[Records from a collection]

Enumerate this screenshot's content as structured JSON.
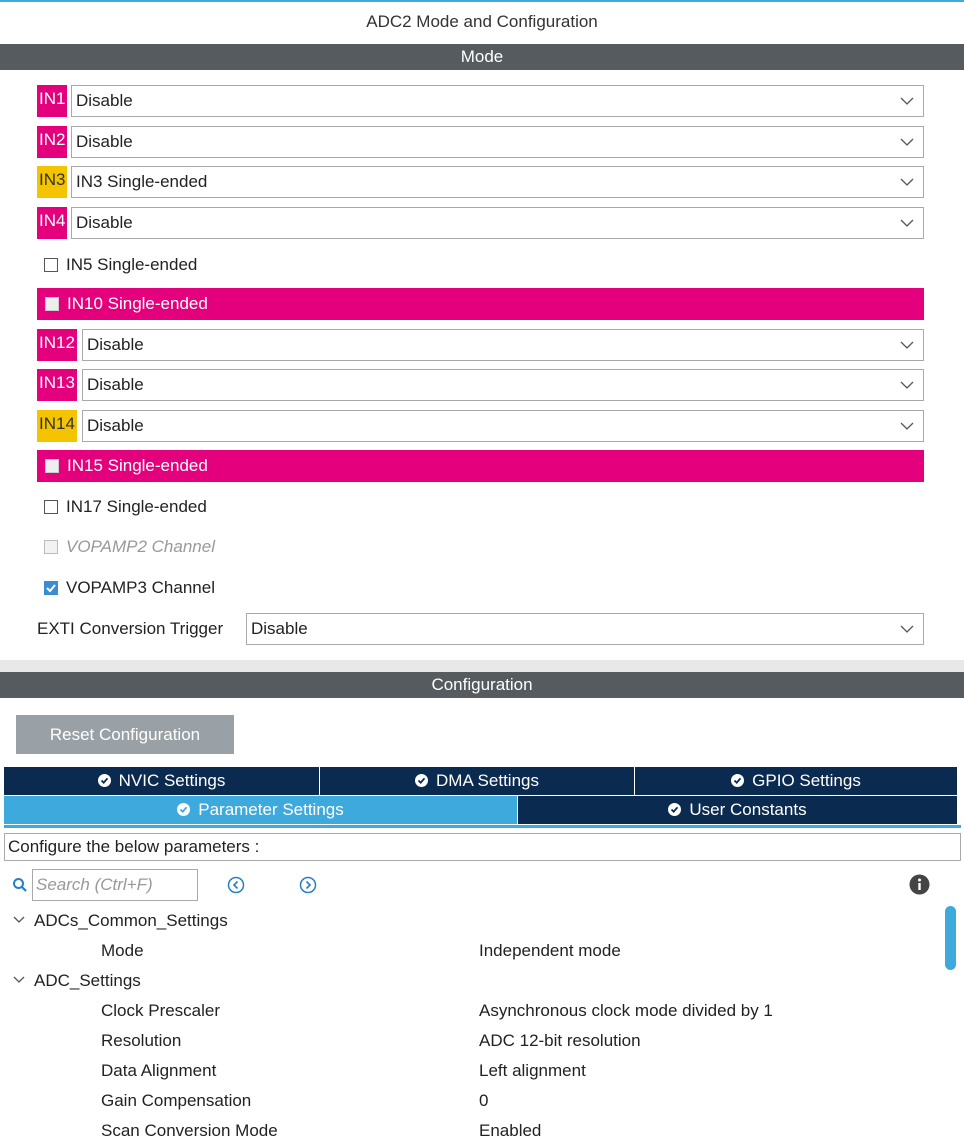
{
  "window": {
    "title": "ADC2 Mode and Configuration"
  },
  "mode": {
    "header": "Mode",
    "pins": [
      {
        "label": "IN1",
        "value": "Disable",
        "color": "#e4007c"
      },
      {
        "label": "IN2",
        "value": "Disable",
        "color": "#e4007c"
      },
      {
        "label": "IN3",
        "value": "IN3 Single-ended",
        "color": "#f5c400"
      },
      {
        "label": "IN4",
        "value": "Disable",
        "color": "#e4007c"
      }
    ],
    "in5": "IN5 Single-ended",
    "in10": "IN10 Single-ended",
    "pins2": [
      {
        "label": "IN12",
        "value": "Disable",
        "color": "#e4007c"
      },
      {
        "label": "IN13",
        "value": "Disable",
        "color": "#e4007c"
      },
      {
        "label": "IN14",
        "value": "Disable",
        "color": "#f5c400"
      }
    ],
    "in15": "IN15 Single-ended",
    "in17": "IN17 Single-ended",
    "vopamp2": "VOPAMP2 Channel",
    "vopamp3": "VOPAMP3 Channel",
    "exti_label": "EXTI Conversion Trigger",
    "exti_value": "Disable"
  },
  "config": {
    "header": "Configuration",
    "reset_label": "Reset Configuration",
    "tabs_row1": [
      "NVIC Settings",
      "DMA Settings",
      "GPIO Settings"
    ],
    "tabs_row2": [
      "Parameter Settings",
      "User Constants"
    ],
    "description": "Configure the below parameters :",
    "search_placeholder": "Search (Ctrl+F)",
    "groups": [
      {
        "name": "ADCs_Common_Settings",
        "params": [
          {
            "name": "Mode",
            "value": "Independent mode"
          }
        ]
      },
      {
        "name": "ADC_Settings",
        "params": [
          {
            "name": "Clock Prescaler",
            "value": "Asynchronous clock mode divided by 1"
          },
          {
            "name": "Resolution",
            "value": "ADC 12-bit resolution"
          },
          {
            "name": "Data Alignment",
            "value": "Left alignment"
          },
          {
            "name": "Gain Compensation",
            "value": "0"
          },
          {
            "name": "Scan Conversion Mode",
            "value": "Enabled"
          }
        ]
      }
    ]
  },
  "colors": {
    "accent": "#3ea9dc",
    "navy": "#0b2a4f",
    "magenta": "#e4007c",
    "yellow": "#f5c400"
  }
}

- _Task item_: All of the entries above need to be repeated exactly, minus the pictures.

- _Worked solution_:
Enumerate this screenshot's content as structured JSON.
{
  "window": {
    "title": "ADC2 Mode and Configuration"
  },
  "mode": {
    "header": "Mode",
    "pins": [
      {
        "label": "IN1",
        "value": "Disable",
        "color": "#e4007c"
      },
      {
        "label": "IN2",
        "value": "Disable",
        "color": "#e4007c"
      },
      {
        "label": "IN3",
        "value": "IN3 Single-ended",
        "color": "#f5c400"
      },
      {
        "label": "IN4",
        "value": "Disable",
        "color": "#e4007c"
      }
    ],
    "in5": "IN5 Single-ended",
    "in10": "IN10 Single-ended",
    "pins2": [
      {
        "label": "IN12",
        "value": "Disable",
        "color": "#e4007c"
      },
      {
        "label": "IN13",
        "value": "Disable",
        "color": "#e4007c"
      },
      {
        "label": "IN14",
        "value": "Disable",
        "color": "#f5c400"
      }
    ],
    "in15": "IN15 Single-ended",
    "in17": "IN17 Single-ended",
    "vopamp2": "VOPAMP2 Channel",
    "vopamp3": "VOPAMP3 Channel",
    "exti_label": "EXTI Conversion Trigger",
    "exti_value": "Disable"
  },
  "config": {
    "header": "Configuration",
    "reset_label": "Reset Configuration",
    "tabs_row1": [
      "NVIC Settings",
      "DMA Settings",
      "GPIO Settings"
    ],
    "tabs_row2": [
      "Parameter Settings",
      "User Constants"
    ],
    "description": "Configure the below parameters :",
    "search_placeholder": "Search (Ctrl+F)",
    "groups": [
      {
        "name": "ADCs_Common_Settings",
        "params": [
          {
            "name": "Mode",
            "value": "Independent mode"
          }
        ]
      },
      {
        "name": "ADC_Settings",
        "params": [
          {
            "name": "Clock Prescaler",
            "value": "Asynchronous clock mode divided by 1"
          },
          {
            "name": "Resolution",
            "value": "ADC 12-bit resolution"
          },
          {
            "name": "Data Alignment",
            "value": "Left alignment"
          },
          {
            "name": "Gain Compensation",
            "value": "0"
          },
          {
            "name": "Scan Conversion Mode",
            "value": "Enabled"
          }
        ]
      }
    ]
  },
  "colors": {
    "accent": "#3ea9dc",
    "navy": "#0b2a4f",
    "magenta": "#e4007c",
    "yellow": "#f5c400"
  }
}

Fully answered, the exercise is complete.